» Exercise:
Match the string "this" against each line below, and copy every line that matches.

══ Exercise data ══

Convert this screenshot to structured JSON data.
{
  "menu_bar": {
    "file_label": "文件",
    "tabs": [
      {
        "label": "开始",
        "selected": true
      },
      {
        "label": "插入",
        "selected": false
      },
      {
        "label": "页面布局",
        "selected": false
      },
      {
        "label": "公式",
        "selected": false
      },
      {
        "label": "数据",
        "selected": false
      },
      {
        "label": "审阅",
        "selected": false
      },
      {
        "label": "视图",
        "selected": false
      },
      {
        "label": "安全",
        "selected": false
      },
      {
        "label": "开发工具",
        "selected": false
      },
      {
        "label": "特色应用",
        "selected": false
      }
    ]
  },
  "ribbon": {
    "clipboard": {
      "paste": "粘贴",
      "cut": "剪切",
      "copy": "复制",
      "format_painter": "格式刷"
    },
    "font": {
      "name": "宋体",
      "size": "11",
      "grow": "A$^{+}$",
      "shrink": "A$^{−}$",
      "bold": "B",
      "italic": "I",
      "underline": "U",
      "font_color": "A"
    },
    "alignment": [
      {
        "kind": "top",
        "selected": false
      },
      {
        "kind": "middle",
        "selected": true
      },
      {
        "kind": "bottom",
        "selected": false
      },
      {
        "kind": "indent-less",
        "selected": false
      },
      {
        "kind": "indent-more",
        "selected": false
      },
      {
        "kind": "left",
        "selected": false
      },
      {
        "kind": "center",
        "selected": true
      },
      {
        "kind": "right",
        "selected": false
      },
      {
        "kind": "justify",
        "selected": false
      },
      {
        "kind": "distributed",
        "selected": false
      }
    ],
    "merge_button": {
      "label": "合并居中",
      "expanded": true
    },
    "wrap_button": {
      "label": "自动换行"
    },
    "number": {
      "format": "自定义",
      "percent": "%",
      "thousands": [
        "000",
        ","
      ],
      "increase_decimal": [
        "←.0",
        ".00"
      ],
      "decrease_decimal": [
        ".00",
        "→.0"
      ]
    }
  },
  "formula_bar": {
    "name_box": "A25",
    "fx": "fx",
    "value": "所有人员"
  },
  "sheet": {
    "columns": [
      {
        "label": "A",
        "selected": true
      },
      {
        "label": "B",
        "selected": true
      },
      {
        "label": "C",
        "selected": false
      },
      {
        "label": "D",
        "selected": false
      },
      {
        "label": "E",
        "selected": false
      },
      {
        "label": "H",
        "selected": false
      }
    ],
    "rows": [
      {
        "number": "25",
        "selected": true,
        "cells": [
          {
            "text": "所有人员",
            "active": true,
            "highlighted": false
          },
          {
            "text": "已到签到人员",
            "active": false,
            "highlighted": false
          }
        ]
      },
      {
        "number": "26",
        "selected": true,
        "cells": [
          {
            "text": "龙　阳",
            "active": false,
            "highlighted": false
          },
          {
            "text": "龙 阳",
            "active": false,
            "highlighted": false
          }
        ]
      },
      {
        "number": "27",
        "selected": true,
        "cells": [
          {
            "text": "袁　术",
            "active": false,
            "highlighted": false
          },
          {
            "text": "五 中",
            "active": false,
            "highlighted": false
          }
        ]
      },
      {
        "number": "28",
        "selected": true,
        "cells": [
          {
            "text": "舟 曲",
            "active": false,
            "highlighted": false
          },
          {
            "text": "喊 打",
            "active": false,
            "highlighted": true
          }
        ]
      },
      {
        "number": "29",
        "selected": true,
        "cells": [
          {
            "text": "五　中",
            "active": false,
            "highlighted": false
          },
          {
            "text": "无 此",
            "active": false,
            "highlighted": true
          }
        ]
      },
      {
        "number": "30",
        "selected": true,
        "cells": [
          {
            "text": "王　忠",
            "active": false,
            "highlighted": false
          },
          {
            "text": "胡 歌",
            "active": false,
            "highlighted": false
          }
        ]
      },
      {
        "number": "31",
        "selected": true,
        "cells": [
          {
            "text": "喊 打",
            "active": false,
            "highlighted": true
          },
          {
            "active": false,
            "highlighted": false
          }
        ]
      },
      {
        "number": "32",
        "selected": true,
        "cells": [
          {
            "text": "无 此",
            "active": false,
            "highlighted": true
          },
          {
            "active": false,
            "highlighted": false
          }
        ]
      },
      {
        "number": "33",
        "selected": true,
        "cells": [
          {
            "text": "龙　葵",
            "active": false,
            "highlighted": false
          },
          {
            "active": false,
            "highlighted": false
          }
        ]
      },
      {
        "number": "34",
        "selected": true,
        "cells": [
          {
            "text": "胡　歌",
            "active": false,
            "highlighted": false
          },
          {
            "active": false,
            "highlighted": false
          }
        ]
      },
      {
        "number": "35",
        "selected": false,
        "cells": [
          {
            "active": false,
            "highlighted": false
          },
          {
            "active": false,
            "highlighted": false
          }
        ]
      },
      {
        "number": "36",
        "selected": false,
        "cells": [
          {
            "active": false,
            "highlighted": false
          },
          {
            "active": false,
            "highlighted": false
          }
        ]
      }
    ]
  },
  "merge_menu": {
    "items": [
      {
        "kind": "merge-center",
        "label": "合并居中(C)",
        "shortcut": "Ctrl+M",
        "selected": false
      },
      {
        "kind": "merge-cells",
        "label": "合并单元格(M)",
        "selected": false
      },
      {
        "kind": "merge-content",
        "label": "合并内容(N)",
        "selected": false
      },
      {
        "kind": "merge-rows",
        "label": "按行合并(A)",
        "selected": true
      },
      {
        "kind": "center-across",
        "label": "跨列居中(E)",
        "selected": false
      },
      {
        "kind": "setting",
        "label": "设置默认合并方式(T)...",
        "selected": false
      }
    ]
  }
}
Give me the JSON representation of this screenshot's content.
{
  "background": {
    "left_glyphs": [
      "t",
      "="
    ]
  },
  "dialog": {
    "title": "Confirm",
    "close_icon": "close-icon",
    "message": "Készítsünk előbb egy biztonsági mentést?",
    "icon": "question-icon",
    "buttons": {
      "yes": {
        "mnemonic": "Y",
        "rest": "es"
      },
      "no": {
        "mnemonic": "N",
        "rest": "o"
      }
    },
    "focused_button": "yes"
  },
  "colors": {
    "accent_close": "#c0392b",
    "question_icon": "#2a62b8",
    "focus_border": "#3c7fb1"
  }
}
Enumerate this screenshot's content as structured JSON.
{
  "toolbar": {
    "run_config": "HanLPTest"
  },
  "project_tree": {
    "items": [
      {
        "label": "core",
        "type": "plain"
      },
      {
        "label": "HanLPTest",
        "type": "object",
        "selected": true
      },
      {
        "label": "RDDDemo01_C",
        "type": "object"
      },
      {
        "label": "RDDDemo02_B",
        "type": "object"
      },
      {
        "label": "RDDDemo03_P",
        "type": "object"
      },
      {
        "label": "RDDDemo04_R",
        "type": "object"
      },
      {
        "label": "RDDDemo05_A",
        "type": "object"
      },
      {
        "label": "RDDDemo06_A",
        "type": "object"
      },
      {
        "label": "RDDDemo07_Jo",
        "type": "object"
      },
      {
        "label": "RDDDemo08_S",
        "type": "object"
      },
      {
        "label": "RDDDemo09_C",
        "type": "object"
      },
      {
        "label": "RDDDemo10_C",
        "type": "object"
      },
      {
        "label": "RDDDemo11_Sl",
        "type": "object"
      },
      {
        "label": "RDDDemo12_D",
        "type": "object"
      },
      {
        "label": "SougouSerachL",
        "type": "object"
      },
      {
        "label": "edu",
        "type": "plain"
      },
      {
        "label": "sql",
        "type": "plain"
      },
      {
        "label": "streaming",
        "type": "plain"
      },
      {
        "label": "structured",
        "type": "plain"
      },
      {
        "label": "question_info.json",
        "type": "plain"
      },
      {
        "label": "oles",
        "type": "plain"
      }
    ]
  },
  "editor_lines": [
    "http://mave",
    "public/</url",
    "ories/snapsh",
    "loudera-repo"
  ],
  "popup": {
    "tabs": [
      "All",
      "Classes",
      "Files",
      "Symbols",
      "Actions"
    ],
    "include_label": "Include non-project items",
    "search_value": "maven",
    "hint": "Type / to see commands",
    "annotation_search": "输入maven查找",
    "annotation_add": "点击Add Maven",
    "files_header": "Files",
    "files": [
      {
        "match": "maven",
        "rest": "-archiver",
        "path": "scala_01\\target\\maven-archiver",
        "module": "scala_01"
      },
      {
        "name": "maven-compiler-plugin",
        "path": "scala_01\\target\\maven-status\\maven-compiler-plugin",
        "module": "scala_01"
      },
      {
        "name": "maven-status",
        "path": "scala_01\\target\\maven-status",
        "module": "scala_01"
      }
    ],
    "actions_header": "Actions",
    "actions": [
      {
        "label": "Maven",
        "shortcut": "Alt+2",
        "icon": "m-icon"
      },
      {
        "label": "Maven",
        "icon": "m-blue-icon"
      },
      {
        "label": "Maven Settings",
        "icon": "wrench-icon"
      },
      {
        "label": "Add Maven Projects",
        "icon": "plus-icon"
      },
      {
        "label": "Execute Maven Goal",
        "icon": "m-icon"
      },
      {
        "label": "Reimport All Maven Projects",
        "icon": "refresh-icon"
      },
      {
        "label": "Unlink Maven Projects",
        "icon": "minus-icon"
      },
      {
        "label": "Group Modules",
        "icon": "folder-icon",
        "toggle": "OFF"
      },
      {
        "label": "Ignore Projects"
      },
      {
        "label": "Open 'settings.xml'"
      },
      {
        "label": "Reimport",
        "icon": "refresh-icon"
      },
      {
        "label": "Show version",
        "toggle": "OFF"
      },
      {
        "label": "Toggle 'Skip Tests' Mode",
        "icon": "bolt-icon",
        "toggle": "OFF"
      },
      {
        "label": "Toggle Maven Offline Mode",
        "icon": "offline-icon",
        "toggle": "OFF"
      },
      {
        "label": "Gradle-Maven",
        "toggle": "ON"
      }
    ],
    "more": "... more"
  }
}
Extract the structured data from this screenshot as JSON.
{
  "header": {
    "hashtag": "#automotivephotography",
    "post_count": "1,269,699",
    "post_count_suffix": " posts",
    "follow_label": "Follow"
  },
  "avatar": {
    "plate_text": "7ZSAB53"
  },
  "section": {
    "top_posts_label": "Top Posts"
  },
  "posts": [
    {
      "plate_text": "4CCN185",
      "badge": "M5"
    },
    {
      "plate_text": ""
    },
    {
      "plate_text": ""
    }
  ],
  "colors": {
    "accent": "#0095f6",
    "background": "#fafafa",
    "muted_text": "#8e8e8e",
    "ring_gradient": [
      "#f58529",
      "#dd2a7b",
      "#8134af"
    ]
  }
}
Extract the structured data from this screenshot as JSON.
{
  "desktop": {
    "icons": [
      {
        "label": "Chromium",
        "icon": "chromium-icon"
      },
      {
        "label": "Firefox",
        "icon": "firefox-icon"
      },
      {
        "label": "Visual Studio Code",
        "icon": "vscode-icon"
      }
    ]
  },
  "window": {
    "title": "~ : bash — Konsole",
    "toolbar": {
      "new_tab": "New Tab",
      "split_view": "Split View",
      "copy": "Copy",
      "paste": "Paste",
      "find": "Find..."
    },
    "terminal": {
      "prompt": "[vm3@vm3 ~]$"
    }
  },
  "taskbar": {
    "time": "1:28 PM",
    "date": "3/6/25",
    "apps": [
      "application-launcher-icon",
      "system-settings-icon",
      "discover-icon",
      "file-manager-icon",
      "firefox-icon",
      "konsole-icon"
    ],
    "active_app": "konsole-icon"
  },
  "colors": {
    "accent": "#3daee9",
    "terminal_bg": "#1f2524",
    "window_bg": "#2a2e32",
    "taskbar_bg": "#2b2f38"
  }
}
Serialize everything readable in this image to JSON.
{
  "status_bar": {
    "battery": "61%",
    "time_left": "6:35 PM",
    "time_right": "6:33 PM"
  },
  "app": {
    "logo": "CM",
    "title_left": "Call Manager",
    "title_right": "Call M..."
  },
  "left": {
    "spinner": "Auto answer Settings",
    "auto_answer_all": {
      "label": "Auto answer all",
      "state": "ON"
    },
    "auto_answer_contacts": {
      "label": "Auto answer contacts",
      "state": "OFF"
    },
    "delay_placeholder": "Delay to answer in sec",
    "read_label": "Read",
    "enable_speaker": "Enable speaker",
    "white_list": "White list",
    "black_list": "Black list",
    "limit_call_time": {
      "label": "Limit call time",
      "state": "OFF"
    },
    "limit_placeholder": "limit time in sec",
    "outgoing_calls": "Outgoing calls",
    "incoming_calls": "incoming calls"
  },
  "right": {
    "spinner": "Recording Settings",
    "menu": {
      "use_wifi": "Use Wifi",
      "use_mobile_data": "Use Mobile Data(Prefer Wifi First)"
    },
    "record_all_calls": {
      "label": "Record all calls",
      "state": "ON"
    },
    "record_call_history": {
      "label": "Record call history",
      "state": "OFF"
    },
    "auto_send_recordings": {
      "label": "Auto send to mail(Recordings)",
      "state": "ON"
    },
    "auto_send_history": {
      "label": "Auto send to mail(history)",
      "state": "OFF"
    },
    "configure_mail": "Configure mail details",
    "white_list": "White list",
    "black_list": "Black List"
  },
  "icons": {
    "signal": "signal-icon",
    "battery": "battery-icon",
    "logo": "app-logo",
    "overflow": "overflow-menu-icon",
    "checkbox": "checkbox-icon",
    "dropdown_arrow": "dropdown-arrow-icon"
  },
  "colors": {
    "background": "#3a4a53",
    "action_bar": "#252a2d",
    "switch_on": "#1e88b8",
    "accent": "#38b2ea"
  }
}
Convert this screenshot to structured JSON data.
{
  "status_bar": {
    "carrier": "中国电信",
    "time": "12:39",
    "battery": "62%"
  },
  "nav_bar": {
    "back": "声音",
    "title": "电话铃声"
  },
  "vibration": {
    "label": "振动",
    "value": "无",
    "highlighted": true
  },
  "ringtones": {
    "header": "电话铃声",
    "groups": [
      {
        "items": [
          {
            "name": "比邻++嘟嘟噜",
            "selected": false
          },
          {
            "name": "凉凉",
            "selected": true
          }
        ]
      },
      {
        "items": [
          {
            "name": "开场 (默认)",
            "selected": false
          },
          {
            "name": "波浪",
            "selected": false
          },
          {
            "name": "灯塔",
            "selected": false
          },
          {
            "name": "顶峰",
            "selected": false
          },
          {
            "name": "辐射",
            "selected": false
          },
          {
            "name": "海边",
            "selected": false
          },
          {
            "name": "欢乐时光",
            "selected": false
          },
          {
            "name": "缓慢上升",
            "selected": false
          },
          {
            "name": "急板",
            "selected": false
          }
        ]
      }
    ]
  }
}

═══

» Exercise result:
Convert this screenshot to structured JSON data.
Give me the JSON representation of this screenshot's content.
Enumerate this screenshot's content as structured JSON.
Extract the structured data from this screenshot as JSON.
Extract the structured data from this screenshot as JSON.
Serialize everything readable in this image to JSON.
Convert this screenshot to structured JSON data.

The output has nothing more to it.